TOP TEN: Gimme! Gimme! Gimme! (A List After Midnight)

Thank you for the music.

Thank you for the music.

You know them, you love them; they’re ABBA, the Swedish quartet originally from Stockholm. Though they haven’t performed together in over 30 years, the internet is abuzz over an interview singer Agnetha Fältskog gave to German magazine Welt am Sonntag, in which she said that the band is considering a reunion next year to mark the 40th anniversary of their win at the Eurovision Song Contest with “Waterloo”. Wouldn’t that be something? Everyone seems to be excited, so how about another top ten list to celebrate? These are my top ten singles from the band to chart in America:

10. “WHEN ALL IS SAID AND DONE” [from The Visitors]
Year: 1982 / Peak: #27

We begin with the group’s last ever top 40 single, a minor hit with the lead done by Anni-Frid Lyngstad. It was written and recorded during a period when she and husband, band member Benny Andersson, were divorcing.

09. “MAMMA MIA” [from ABBA]
Year: 1976 / Peak: #32

It topped charts around the globe and even became the name of a musical turned movie that incorporated the band’s music. Despite being so well-known, the song barely scratched the top 40 during its U.S. run as a single.

08. “MONEY MONEY MONEY” [from Arrival]
Year: 1977 / Peak: #56

“It’s a rich man’s world.” So says the fierce foursome on this single which smashed all across Europe, but didn’t light up any cash registers here in the States. A promotional clip for the song is inspired by the 1972 movie Cabaret.

07. “S.O.S.” [from ABBA]
Year: 1975 / Peak: #15

Agnetha Fältskog takes the led on this one, which I still hear occasionally on Classic Hits stations. This release holds the distinction of being the only charting Hot 100 single in which both the artist and single are palindromes.

06. “THE WINNER TAKES IT ALL” [from Super Trouper]
Year: 1981 / Peak: #8

It was a big ballad that led off their 1980 album and one that resonated with many, becoming their last U.S. top ten hit. The band’s never performed the song in concert; understandably, it would be a very emotional experience.

05. “WATERLOO” [from Waterloo]
Year: 1974 / Peak: #6

In most of the world, including in the United States, this was the song that started it all for them. Winner of the 1974 Eurovision Song Contest and a 5 million seller worldwide, it’s a classic and a little bit of a history lesson.

04. “DOES YOUR MOTHER KNOW?” [from Voulez-Vous]
Year: 1979 / Peak: #19

This disco meets rock release is the only song on here with a lead vocal by one of the males in the group, Björn Ulvaeus. It was their last top 20 hit of the decade, though “Chiquitita” would make the top 40 by the end of the year.

03. “DANCING QUEEN” [from Arrival]
Year: 1977 / Peak: #1 for one week

Don’t you just want to get out on the floor and boogie?
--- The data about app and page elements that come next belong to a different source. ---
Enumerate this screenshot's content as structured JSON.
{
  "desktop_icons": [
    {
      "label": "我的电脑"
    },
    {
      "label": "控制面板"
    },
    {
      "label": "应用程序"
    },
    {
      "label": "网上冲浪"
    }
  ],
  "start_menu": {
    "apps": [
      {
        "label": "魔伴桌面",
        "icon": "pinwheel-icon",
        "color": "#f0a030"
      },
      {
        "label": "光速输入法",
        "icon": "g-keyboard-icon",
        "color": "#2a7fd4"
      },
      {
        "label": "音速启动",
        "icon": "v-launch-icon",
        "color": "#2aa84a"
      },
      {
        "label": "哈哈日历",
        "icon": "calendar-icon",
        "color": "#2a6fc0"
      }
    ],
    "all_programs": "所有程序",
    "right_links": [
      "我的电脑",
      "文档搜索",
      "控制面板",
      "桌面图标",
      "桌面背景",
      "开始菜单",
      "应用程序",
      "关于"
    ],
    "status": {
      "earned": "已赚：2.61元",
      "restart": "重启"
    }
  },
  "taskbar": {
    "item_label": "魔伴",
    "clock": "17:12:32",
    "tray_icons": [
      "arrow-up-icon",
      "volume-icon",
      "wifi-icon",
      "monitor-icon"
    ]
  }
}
As the band’s signature song, it ruled the airwaves and the clubs in 1977, becoming their only #1 on the Hot 100. A cover by the A*Teens made my personal chart in 2000.

02. “SUPER TROUPER” [from Super Trouper]
Year: 1981 / Peak: #45

Named after a type of spotlight, this song from the group features a music video with a massive circus troupe, also depicted on the album cover. Though it missed the top 40 in the U.S., it managed top ten placement across Europe.

01. “TAKE A CHANCE ON ME” [from ABBA: The Album]
Year: 1978 / Peak: #3

Chances are, you know this song pretty well. It was on their biggest singles here, going top 5 here during the summer of 1978. The simple euro-pop number was certified Gold under the old requirement of 1,000,000 copies shipped to record stores. I’m also a fan of the version done by Erasure on their 1992 EP Abba-esque; it was a minor airplay-only single that never made the Hot 100 due to lack of a physical release (which was a rule at the time, now eliminated.)

For more on the band ABBA and all the dancing queens and super troupers you can handle, follow the blog below or hit the “Get Social!” tab to find out how you can connect with PGTC on social media.

Leave a comment

Filed under Countdowns

Leave a Reply

Fill in your details below or click an icon to log in: Logo

You are commenting using your account. Log Out /  Change )

Google photo

You are commenting using your Google account. Log Out /  Change )

Twitter picture

You are commenting using your Twitter account. Log Out /  Change )

Facebook photo

You are commenting using your Facebook account. Log Out /  Change )

Connecting to %s

This site uses Akismet to reduce spam. Learn how your comment data is processed.